} else if(color == 'white') {
otherColor = 'black';
} else {
// do nothing for other color values
return;
}

// visit all neighbors
for(let h = -1; h <= 1; h++) {
for(let k = -1; k <= 1; k++) {
// check if diagonal or index is out of bounds
if(h != 0 && k != 0 || !isIndexValid(x + h, y + k)) {
// skip, this cell is not direct neighbor or off the edge of the board
continue;
}

// cache value to make shorter lines where this value is repeated
const liberty = liberties[x + h][y + k];

if(h == 0 && k == 0) {
// center cell
liberties[x + h][y + k] = 'None';
} else if(liberty == 'clear') {
liberties[x + h][y + k] = color;
} else if(liberty == otherColor) {
liberties[x + h][y + k] = 'both';
} else {
// do nothing for other liberty values
continue;
}
}
}
}

function isIndexValid(x, y) {
return x >= 0 && x < liberties.length && y >= 0 && y < liberties[x].length;
}

• Thankyou, this is abit more complex than i would of liked by it works and alot cleaner than what i had Jun 1, 2017 at 19:29

Updating a Single Liberty

You need a function that does the 'clear'/otherColor update that you do 8 times in your function. Something like updateLiberty so you don't need to copy/paste the if-statement for checking a single liberty when you have 4.

function updateLiberty(liberty, color, otherColor) {

if (liberty === 'clear') {
liberty = color;
} else if (liberty === otherColor) {
liberty = 'both';
}

}


Notice the following,

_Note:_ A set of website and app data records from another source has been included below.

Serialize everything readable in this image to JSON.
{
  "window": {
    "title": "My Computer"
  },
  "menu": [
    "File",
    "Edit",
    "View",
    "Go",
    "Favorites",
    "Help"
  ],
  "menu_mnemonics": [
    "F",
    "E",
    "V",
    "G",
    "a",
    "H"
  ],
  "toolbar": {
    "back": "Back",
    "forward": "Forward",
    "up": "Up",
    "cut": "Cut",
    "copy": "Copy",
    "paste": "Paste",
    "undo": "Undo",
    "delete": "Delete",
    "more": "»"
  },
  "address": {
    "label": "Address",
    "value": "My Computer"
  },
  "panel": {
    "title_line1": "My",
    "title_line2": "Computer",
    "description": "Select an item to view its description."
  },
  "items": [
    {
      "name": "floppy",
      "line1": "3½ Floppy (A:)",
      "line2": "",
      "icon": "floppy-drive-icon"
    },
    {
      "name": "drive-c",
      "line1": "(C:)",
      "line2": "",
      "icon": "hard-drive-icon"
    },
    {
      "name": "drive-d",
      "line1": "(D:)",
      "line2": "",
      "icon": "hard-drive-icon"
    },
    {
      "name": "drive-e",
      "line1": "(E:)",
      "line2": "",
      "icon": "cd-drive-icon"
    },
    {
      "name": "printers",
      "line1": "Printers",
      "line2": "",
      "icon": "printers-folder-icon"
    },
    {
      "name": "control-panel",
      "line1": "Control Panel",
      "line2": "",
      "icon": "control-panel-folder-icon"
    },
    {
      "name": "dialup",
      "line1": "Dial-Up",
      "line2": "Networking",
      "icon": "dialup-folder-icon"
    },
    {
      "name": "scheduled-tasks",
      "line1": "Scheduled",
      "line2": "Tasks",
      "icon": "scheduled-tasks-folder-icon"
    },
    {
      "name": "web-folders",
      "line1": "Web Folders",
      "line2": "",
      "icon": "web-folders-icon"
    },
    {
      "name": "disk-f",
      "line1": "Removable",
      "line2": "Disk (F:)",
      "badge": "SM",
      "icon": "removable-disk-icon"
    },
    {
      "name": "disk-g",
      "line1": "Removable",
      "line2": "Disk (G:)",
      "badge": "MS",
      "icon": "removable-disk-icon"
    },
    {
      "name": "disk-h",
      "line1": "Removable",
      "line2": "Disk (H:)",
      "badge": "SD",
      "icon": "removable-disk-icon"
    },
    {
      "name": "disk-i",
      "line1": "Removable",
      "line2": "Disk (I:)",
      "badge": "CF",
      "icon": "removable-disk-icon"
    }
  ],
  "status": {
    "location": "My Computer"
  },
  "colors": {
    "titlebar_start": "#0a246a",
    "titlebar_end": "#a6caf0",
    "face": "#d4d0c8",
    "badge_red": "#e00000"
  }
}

• I use === instead of ==. Using only two allows for type conversion and may have unintended results if you ever pass it anything other than an expected value. See this answer for more information.

• The name is updateLiberty and not checkLiberty. While checking the liberty might be a part of what updateLiberty does, using the name checkLiberty completely skips over the fact that updateLiberty changes the value of the liberty. So the best name would probably be checkAndUpdateLiberty but I'll leave that one up to you.

Updating all Liberties

function updateLiberties(x, y, color) {

var otherColor = color === 'white' ? 'black'
: color === 'black' ? 'white'
: color === '';
liberties[x][y] = 'None';

updateLiberty(liberties[x + 1][y], color, otherColor);
updateLiberty(liberties[x - 1][y], color, otherColor);
updateLiberty(liberties[x][y + 1], color, otherColor);
updateLiberty(liberties[x][y - 1], color, otherColor);

}


Note the following,

• Ternary Operator - Instead of using an if-statement to determine what the opposing color is how about we create a variable and use the ternary operator to assign the opposing or otherColor this way it makes it very clear that the value of this variable, otherColor, is based on the value of color and it's all in one line.
• Clarity of Repetition - Now that we're using the updateLiberty function it should be very clear the part in your code that changed and stayed the same. You needed to be able to execute the same action on each liberty, therefore you can now use the updateLiberty function to update each of the four liberties.
• The thing I'm worried about the ternary operator is if the color variable is not always "black" when it isn't "white". In other words, if color can be "clear" or "both", those cases should be ignored, not treated as "black". Otherwise, I'm all for it! Everything else was well thought out and very helpful. Jun 1, 2017 at 13:07
• That is a good point, thanks for the catch. Honestly, if I were the OP I'd create some sort of enumeration-like object to cover all of the possible values, maybe even make some helpful functions to determine the opposite of one of them (i.e. white -> black and vice-versa). Jun 1, 2017 at 14:01
• thankyou very much for this info, you put alot of effort i appriciate this alot, ive read it and it makes sense, ive managed to polish everyones suggestions and my own code, ill post what i have now below. i agree with the names though, ill change them Jun 1, 2017 at 19:33